Our day in Glacier Bay was my single best day, photographically, in a long, long time. I don’t know if that is a result of the place being so photogenic, or the fact that I was prepared for my time there, with my only goal for the day to make photographs. It’s probably a combination of the two, since Glacier Bay is certainly an amazing place and I found it quite inspirational on my first visit several years ago. I have to imagine that what I experienced was a confluence of my own openness to the place and the renewed inspiration I felt from being there.
The Tourist Approach would be to slap a wide angle lens on the camera and shoot the huge expanse of icebergs, blue water and glaciers. But what I was feeling was more intimate, although even with a 400mm lens, the actual slice of landscape I captured was still quite large. The scale of the place never ceases to amaze me.
One of the most striking things about being in Glacier Bay aboard a cruise ship is how quiet everything becomes. They mercifully turn off the sound on the outdoor “Movies Under The Stars” entertainment system (it’s just a big television), the ship slows to maneuvering speed, and except for a few comments from the onboard naturalist, the place is silent. And I crave silent. Silent makes me happy.
Only one ship at a time is allowed in each area of the park, which is huge (3.3 million acres!) with several “inlets,” so the captain is able to essentially stop the in front of the glaciers, and when the ship moves from one place to another it does so slowly, barely creating a wake. The slower movement of the ship makes using a tripod very easy, both for composition and for holding the camera still. People ask me why I use a tripod on a moving ship, but it really does make a difference. Other than a couple of videographers, mine was the only tripod I saw on board the entire cruise.
I scouted ahead of time and found a great spot on the aft of the ship that had good, unobstructed views, access to both sides of the ship and had enough room to get out of the way. You would think that, with 2000 people on a ship in a place like Glacier Bay it would be crowded, but except for the time in front of the major glaciers and the times when they were giving away free hot chocolate on deck (there are always crowds around Free Food) I had the place pretty much to myself. Most of the people hung out in the center of the ship, closer to the pools, the restrooms and the bars. Silly me, the bars!

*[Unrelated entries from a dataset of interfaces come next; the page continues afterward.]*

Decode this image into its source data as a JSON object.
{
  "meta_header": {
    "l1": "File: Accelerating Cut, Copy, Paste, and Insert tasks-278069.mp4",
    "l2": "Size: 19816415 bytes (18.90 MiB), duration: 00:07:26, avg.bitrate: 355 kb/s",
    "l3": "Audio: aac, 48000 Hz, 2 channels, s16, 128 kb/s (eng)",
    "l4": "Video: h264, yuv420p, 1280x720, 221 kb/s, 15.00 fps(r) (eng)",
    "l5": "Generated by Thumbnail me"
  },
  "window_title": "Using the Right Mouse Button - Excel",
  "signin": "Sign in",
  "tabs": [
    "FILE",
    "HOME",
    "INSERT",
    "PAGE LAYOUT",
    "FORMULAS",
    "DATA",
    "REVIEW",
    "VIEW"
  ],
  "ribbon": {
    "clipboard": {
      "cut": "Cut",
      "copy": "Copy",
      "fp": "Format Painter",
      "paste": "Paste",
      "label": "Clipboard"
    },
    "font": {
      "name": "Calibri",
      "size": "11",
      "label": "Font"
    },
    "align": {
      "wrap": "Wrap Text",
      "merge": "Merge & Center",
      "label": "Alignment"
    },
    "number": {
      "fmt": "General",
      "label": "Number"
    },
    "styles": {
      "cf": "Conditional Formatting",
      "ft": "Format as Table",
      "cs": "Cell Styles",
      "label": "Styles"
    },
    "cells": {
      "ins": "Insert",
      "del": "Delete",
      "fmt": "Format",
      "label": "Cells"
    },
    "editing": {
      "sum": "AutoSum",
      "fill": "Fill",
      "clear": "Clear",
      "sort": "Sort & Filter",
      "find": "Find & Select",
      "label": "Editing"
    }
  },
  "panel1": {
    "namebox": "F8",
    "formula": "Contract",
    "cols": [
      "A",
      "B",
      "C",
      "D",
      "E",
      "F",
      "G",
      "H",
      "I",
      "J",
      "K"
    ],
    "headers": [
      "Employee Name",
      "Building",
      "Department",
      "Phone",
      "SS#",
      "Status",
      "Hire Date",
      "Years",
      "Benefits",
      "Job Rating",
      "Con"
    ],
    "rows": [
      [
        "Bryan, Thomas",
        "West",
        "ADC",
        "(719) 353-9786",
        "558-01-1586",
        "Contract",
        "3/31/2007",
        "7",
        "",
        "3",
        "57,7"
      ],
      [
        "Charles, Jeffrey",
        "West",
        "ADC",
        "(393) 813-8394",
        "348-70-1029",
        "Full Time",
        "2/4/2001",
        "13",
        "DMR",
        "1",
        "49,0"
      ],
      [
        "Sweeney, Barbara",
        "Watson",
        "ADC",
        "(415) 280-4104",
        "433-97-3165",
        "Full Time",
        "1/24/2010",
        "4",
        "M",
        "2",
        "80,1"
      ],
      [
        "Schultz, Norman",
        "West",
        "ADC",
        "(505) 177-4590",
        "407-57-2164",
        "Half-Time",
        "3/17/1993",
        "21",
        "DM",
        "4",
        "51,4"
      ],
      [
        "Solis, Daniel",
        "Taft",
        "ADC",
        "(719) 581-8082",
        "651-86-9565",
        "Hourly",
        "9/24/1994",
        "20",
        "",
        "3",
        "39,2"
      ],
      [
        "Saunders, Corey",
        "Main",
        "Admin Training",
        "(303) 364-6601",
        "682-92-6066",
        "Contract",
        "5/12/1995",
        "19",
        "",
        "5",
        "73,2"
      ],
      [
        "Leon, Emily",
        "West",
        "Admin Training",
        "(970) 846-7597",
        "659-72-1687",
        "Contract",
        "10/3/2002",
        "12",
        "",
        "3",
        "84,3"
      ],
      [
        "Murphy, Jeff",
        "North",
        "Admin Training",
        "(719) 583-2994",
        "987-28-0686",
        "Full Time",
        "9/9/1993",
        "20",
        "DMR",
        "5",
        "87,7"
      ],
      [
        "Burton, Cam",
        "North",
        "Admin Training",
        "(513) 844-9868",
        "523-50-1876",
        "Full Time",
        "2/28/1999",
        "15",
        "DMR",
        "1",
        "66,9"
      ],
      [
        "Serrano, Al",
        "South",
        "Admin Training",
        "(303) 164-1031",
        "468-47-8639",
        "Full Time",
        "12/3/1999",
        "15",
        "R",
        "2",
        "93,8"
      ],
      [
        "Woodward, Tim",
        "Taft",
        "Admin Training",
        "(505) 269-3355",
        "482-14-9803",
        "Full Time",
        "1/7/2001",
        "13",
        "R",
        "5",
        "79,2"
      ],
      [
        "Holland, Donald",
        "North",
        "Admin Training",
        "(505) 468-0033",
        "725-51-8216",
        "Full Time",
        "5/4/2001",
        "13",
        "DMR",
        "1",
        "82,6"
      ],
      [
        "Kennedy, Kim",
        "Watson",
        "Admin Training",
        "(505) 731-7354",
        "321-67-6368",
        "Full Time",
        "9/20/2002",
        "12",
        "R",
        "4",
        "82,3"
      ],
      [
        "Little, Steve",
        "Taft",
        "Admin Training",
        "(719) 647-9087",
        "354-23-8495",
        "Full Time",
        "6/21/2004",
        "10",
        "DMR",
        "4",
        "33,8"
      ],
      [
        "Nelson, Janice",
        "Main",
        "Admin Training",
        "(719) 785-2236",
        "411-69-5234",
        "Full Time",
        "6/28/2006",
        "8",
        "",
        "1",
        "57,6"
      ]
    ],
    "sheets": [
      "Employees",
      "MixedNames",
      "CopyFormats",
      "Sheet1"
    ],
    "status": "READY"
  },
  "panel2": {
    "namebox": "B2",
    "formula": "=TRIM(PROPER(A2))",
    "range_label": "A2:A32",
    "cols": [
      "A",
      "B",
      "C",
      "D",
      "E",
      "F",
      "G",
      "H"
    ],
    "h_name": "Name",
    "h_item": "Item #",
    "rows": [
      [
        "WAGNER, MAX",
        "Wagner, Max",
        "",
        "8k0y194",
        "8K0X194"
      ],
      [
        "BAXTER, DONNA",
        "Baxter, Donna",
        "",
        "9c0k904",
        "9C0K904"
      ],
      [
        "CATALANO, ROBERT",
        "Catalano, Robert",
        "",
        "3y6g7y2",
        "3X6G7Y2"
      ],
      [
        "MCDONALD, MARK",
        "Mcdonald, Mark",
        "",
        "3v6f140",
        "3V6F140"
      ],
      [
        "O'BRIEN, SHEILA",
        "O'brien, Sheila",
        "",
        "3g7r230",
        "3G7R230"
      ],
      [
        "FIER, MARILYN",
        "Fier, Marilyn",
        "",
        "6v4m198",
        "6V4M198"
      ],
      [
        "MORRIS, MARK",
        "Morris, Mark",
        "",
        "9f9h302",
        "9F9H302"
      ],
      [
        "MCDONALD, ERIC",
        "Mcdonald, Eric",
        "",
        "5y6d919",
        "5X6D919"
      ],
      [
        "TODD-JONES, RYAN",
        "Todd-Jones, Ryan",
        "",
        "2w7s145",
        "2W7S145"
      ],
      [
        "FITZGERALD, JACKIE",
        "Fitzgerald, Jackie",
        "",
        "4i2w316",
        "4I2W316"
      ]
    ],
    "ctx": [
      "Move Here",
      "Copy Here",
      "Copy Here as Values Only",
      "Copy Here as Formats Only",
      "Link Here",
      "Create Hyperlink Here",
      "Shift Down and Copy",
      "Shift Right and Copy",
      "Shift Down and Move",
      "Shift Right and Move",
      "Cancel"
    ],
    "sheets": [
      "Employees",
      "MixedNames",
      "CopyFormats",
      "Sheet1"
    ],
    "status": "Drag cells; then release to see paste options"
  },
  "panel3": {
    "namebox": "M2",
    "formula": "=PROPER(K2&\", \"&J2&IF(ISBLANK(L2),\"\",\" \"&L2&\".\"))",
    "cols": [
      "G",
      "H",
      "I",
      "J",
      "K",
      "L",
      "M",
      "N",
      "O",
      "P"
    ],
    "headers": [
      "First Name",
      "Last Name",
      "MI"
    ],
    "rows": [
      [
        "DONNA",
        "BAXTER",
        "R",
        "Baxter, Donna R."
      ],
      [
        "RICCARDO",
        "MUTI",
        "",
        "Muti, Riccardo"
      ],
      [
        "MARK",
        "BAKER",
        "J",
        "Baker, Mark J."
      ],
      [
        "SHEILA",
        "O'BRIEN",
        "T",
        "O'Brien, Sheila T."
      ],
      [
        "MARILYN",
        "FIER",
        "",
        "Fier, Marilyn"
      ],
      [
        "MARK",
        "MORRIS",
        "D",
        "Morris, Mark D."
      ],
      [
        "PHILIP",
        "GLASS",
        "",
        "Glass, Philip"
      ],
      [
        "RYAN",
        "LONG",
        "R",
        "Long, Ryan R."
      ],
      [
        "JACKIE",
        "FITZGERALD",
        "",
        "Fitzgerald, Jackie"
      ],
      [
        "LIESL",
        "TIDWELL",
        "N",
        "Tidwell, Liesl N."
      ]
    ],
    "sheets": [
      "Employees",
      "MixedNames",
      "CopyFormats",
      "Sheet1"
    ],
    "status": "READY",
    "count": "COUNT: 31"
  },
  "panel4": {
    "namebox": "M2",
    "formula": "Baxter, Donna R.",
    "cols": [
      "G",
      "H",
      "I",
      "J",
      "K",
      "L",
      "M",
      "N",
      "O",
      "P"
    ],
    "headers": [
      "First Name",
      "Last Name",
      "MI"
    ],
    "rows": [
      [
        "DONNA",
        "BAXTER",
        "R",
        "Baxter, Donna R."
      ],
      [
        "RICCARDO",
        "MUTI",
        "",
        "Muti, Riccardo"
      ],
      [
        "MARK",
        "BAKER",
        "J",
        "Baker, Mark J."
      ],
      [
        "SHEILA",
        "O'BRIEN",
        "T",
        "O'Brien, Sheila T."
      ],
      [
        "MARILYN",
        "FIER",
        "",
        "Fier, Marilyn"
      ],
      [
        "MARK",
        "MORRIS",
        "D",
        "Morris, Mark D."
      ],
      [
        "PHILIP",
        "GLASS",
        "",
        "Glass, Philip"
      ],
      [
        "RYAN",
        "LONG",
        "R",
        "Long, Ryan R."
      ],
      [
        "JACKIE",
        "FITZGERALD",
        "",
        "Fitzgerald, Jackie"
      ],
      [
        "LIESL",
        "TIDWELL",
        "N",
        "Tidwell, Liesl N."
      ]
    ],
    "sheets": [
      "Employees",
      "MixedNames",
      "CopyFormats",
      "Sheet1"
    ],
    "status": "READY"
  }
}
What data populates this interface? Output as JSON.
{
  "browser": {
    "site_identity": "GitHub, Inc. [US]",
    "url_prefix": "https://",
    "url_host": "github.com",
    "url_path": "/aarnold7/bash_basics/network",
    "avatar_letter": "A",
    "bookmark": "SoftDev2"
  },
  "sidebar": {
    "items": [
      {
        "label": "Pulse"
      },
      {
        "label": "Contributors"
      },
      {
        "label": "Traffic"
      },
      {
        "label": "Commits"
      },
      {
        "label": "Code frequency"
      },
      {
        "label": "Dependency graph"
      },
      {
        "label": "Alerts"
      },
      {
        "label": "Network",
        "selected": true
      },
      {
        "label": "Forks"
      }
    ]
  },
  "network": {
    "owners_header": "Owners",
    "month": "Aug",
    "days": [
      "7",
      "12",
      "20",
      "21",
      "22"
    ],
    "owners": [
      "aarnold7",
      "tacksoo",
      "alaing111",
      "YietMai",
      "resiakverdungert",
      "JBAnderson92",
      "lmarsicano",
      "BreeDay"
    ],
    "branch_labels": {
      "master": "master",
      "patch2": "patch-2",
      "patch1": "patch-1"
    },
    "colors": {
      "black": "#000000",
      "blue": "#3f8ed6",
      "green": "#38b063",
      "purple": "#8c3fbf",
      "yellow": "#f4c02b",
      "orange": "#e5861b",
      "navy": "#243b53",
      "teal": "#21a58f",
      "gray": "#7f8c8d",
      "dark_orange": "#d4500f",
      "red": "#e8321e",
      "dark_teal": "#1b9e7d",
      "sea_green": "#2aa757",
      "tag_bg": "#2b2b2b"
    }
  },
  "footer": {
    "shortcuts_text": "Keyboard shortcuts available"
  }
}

The onboard naturalist told us that one of her most frequently asked questions was, “what’s the best side of the ship to be on to see wildlife?” To which she replies, “the OUTSIDE!” She also stated that wildlife watching involved a lot of wildlife “waiting.” But amazingly, most people didn’t like the idea of waiting. I saw dozens of seals, sea lions, dolphins, porpoises and whales, and often I was the only person around to see them. Once in a while someone would walk by, see all my gear and ask me if I had seen any whales. When I replied that I had, they looked at me like they thought I was lying. Most of them were too far away to take photos of them, but they were still fun to watch through my binoculars.
Even on a ship large enough to hold 2000 passengers – small by modern cruise ship standards – I was struck by the enormous scale of the landscape and how small I felt within it, the ability for it to remain relatively undisturbed and how quiet it was.
My personal favorite photos from the day are the abstracts. They really speak to the quiet and calm I felt that day. I seem to have a thing for moving water, and some of the patterns are simply spectactular. I’m thrilled that the photos reflect them so well. I also enjoyed finding patterns in the glaciers and on the mountainsides along our route. Again, the relatively slow speed made for some pretty easy composition, although I did find that I had to “lead” the scene just a bit in places. All I did there was to keep the panning knob within easy reach, so that once I had the composition framed up and level, I could just pan the camera just a bit as needed.
One of the funny things about being an obviously serious photographer on a cruise ship is that people always ask me to take their pictures. I always oblige, although Kathy often handles that task so I can keep making my own pictures. What was really funny was that I think every one of the ship’s photographers took our picture at some point during the day. They knew we would understand that they had a count to make and almost looked like they wanted to apologize for it. We didn’t buy any of their photos but it was interesting to see the difference in composition and framing between the different photographers. Good photos, reluctant subjects!